Four Hard Truths Employers Don’t Like to Hear From Recruiters

Recruiting entry and mid-level administrative, legal and medical front and back office talent in Atlanta is a tough business to be in these days. There simply aren’t enough qualified candidates.

I have friends that have been recruiting with me from the beginning more than 30 years ago, and some of them are really struggling with burnout. This industry, much like many others, has undergone a technology transformation that should make recruiting easier in theory. But in reality, it just isn’t.

Online job boards, social media sites and applicant tracking systems connect applicants and employers every day. But sometimes it’s too much of a good thing, and everyone is left feeling overwhelmed by the sheer volume of job ads and resumes. The one problem that remains, and always will, is that most of the people looking at the job ads and submitting resumes are already unhappy or unemployed. They’re often not the rainmakers you really want on your team.

Recruiters will always have a job.

The expectations that candidates and employers have of recruiters can border on unrealistic, and it’s driving some recruiters to pursue new career paths. But finding elusive talent will never be easy or fast. Have you ever seen those memes that say, “I’m a recruiter. What’s your superpower?”

In addition to sourcing candidates and filling job orders, I spend a lot of time educating both sides about the recruitment process, which helps to align expectations and prevent problems that could derail progress.

But sometimes employers struggle to hear the hard truth about the state of our employment market. And, they rarely find it easy to accept what they need to offer to attract and retain A-level talent.

Employers can’t have their cake and eat it, too.

  1. You can’t pay an entry-level salary and expect to hire someone stable, mid-career and motivated. Just like selling a home, the market determines the price. It’s simple supply and demand. When an employer tells me they want an executive assistant who knows the industry, has no less than two years tenure at every job, holds a college degree and has at least 10 years of work history, I can find that. But not if you want to pay $37,000-$40,000 a year. I might be able to find someone to accept that salary, but anyone who settles for a salary well-below market averages either isn’t a star player or won’t stay for long.
  2. You can’t afford to see more candidates.
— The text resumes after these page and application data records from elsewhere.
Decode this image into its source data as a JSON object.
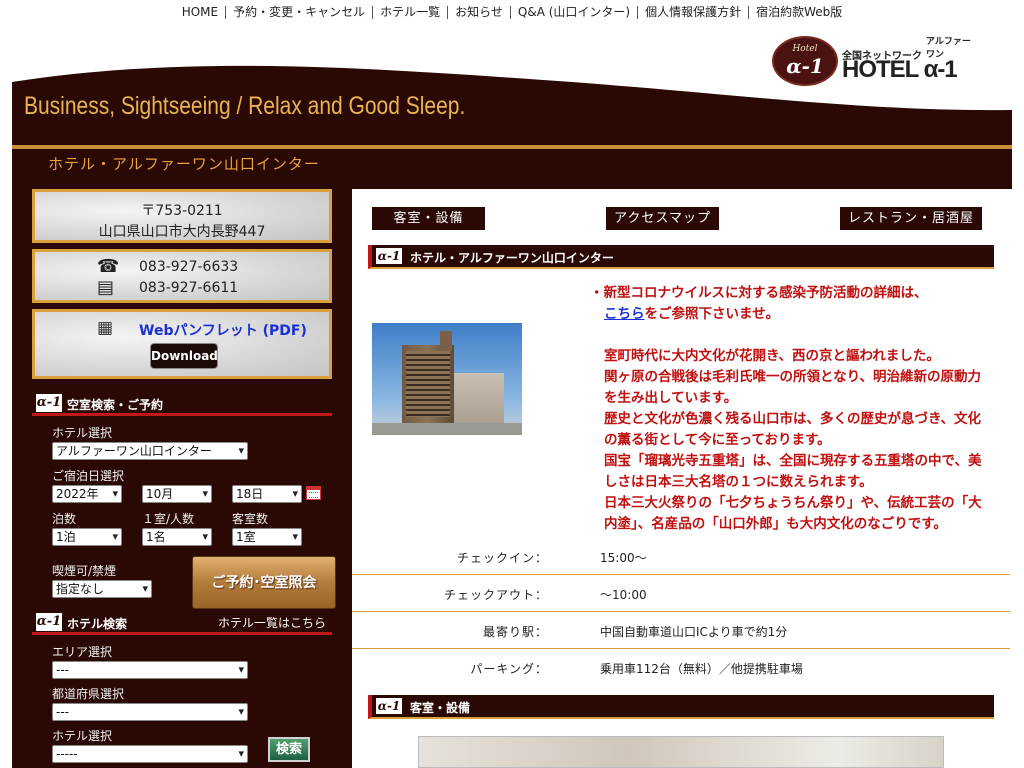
{
  "top_nav": [
    "HOME",
    "予約・変更・キャンセル",
    "ホテル一覧",
    "お知らせ",
    "Q&A (山口インター)",
    "個人情報保護方針",
    "宿泊約款Web版"
  ],
  "logo": {
    "seal_top": "Hotel",
    "seal_main": "α-1",
    "network": "全国ネットワーク",
    "ruby": "アルファーワン",
    "main": "HOTEL α-1"
  },
  "banner": {
    "tagline": "Business, Sightseeing / Relax and Good Sleep."
  },
  "hotel_title": "ホテル・アルファーワン山口インター",
  "sidebar": {
    "address": {
      "postal": "〒753-0211",
      "line": "山口県山口市大内長野447"
    },
    "phone": {
      "tel": "083-927-6633",
      "fax": "083-927-6611",
      "tel_icon": "telephone-icon",
      "fax_icon": "fax-icon"
    },
    "pamphlet": {
      "icon": "document-icon",
      "link": "Webパンフレット (PDF)",
      "download": "Download"
    },
    "reserve_head": {
      "mark": "α-1",
      "title": "空室検索・ご予約"
    },
    "reserve": {
      "hotel_label": "ホテル選択",
      "hotel_value": "アルファーワン山口インター",
      "date_label": "ご宿泊日選択",
      "year": "2022年",
      "month": "10月",
      "day": "18日",
      "nights_label": "泊数",
      "nights": "1泊",
      "persons_label": "１室/人数",
      "persons": "1名",
      "rooms_label": "客室数",
      "rooms": "1室",
      "smoking_label": "喫煙可/禁煙",
      "smoking": "指定なし",
      "button": "ご予約･空室照会"
    },
    "hotel_search_head": {
      "mark": "α-1",
      "title": "ホテル検索",
      "link": "ホテル一覧はこちら"
    },
    "hotel_search": {
      "area_label": "エリア選択",
      "area": "---",
      "pref_label": "都道府県選択",
      "pref": "---",
      "hotel_label": "ホテル選択",
      "hotel": "-----",
      "button": "検索"
    }
  },
  "main": {
    "tabs": [
      "客室・設備",
      "アクセスマップ",
      "レストラン・居酒屋"
    ],
    "section1": {
      "mark": "α-1",
      "title": "ホテル・アルファーワン山口インター"
    },
    "notice": {
      "covid1": "・新型コロナウイルスに対する感染予防活動の詳細は、",
      "link": "こちら",
      "covid2": "をご参照下さいませ。",
      "p1": "室町時代に大内文化が花開き、西の京と謳われました。",
      "p2": "関ヶ原の合戦後は毛利氏唯一の所領となり、明治維新の原動力を生み出しています。",
      "p3": "歴史と文化が色濃く残る山口市は、多くの歴史が息づき、文化の薫る街として今に至っております。",
      "p4": "国宝「瑠璃光寺五重塔」は、全国に現存する五重塔の中で、美しさは日本三大名塔の１つに数えられます。",
      "p5": "日本三大火祭りの「七夕ちょうちん祭り」や、伝統工芸の「大内塗」、名産品の「山口外郎」も大内文化のなごりです。"
    },
    "info": [
      {
        "key": "チェックイン：",
        "value": "15:00〜"
      },
      {
        "key": "チェックアウト：",
        "value": "〜10:00"
      },
      {
        "key": "最寄り駅：",
        "value": "中国自動車道山口ICより車で約1分"
      },
      {
        "key": "パーキング：",
        "value": "乗用車112台（無料）／他提携駐車場"
      }
    ],
    "section2": {
      "mark": "α-1",
      "title": "客室・設備"
    }
  }
}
I love getting feedback from a client who says the candidate was just perfect. But when it’s followed by a request to see just one more before making a job offer, I find myself having to deliver a harsh dose of reality. Candidates are in short supply and unemployment is low. No candidate is perfect, so when you find someone who meets 80 percent or more of the specs, wants the job and appears to be a good cultural fit, hire fast. If you don’t, someone else will.
  3. It’s not you. It’s me. Maybe there’s a good reason people keep resigning. When high turnover is present at an employer, there’s usually a reason for it that can be solved. Narcissistic leaders and poor performers are equally capable of destroying a once high-functioning corporate culture quickly. And, the first people to resign are often the top performers. Other reasons include below-market compensation and unreasonable work demands such as evenings and weekend availability in addition to the 40-hour workweek. If you’re hiring the right people at the onset, but losing them, it may be time to face some harsh realities.
  4. Recruiters can’t make a bad reputation or other negative recruitment challenges disappear. In Atlanta, we’re sensitive to commute times and the physical distance between a candidate’s home and the employer. When the office is in Buckhead, we aren’t going to fill a $50,000 a year legal assistant job with a person who lives in Cartersville. That means the candidate pool is already reduced and there is nothing recruiters can do about it.
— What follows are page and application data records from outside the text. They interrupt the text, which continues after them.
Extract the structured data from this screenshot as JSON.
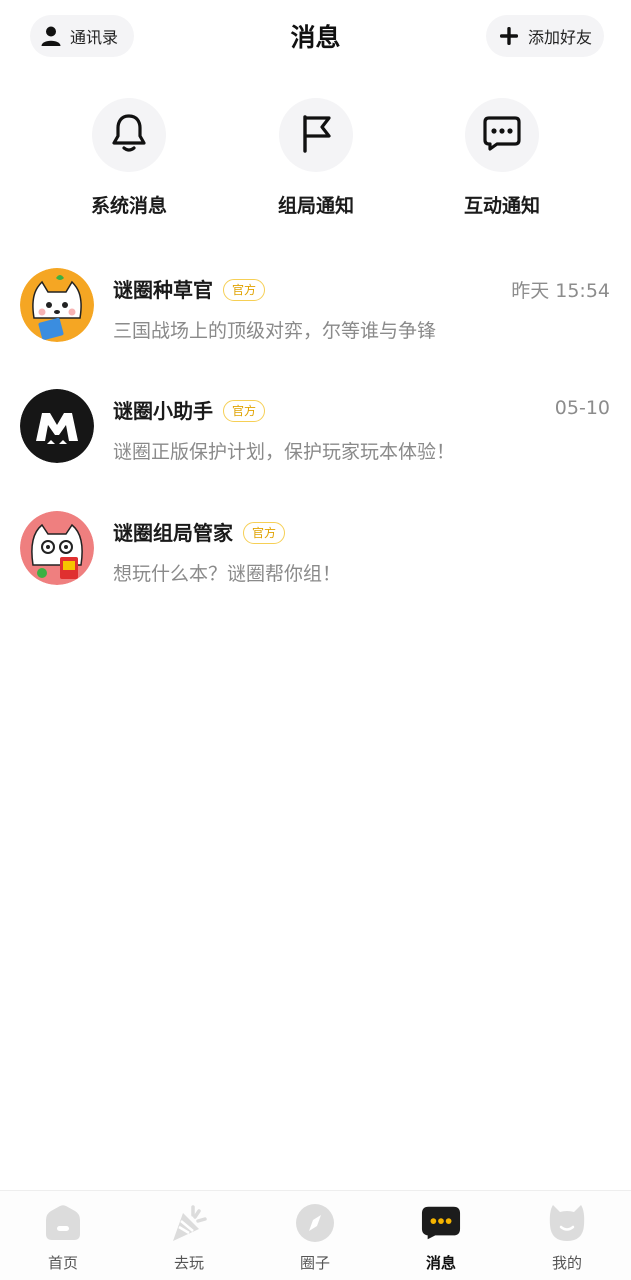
{
  "header": {
    "title": "消息",
    "contacts_label": "通讯录",
    "add_friend_label": "添加好友"
  },
  "quick_actions": [
    {
      "label": "系统消息",
      "icon": "bell-icon"
    },
    {
      "label": "组局通知",
      "icon": "flag-icon"
    },
    {
      "label": "互动通知",
      "icon": "chat-bubble-icon"
    }
  ],
  "conversations": [
    {
      "name": "谜圈种草官",
      "badge": "官方",
      "time": "昨天 15:54",
      "preview": "三国战场上的顶级对弈，尔等谁与争锋",
      "avatar": "cat-mascot-orange"
    },
    {
      "name": "谜圈小助手",
      "badge": "官方",
      "time": "05-10",
      "preview": "谜圈正版保护计划，保护玩家玩本体验！",
      "avatar": "m-logo-black"
    },
    {
      "name": "谜圈组局管家",
      "badge": "官方",
      "time": "",
      "preview": "想玩什么本？谜圈帮你组！",
      "avatar": "cat-mascot-red"
    }
  ],
  "tabbar": {
    "items": [
      {
        "label": "首页",
        "icon": "home-icon"
      },
      {
        "label": "去玩",
        "icon": "party-popper-icon"
      },
      {
        "label": "圈子",
        "icon": "compass-icon"
      },
      {
        "label": "消息",
        "icon": "message-icon"
      },
      {
        "label": "我的",
        "icon": "cat-face-icon"
      }
    ],
    "active": "消息"
  },
  "colors": {
    "accent_yellow": "#f6b400",
    "badge_border": "#f6cf55",
    "badge_text": "#e0a200",
    "inactive_icon": "#dcdcdc"
  }
}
Other negative factors that make recruiting more challenging include a poor reputation. Employees can rate their employers on and other online sites, which mean candidates can do their own background checks. If you’re facing any of these issues, be prepared to sweeten the deal another way such as higher compensation, bonus potential, flex hours or even a part-time work from home solution.
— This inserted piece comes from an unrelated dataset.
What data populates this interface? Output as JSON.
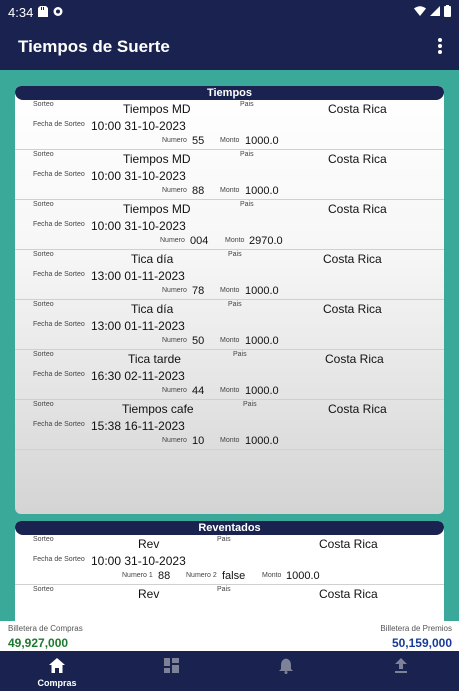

Finding and retaining star talent is everyone’s goal. When the recruiter, the candidate and the employer work together, commit to open communication and agree to realistic expectations, everyone succeeds.


Need help finding qualified candidates?

Let’s talk. You can reach me at 404.822.9392 or email me at For 30 years, I’ve been dedicated to helping companies, medical practices, law firms and creative agencies in Atlanta thrive by staffing them with the very best talent. I fill a variety of positions including executive assistants, receptionists, medical front office billing staff, as well as legal staff just to name a few. I look forward to helping you reach your goals.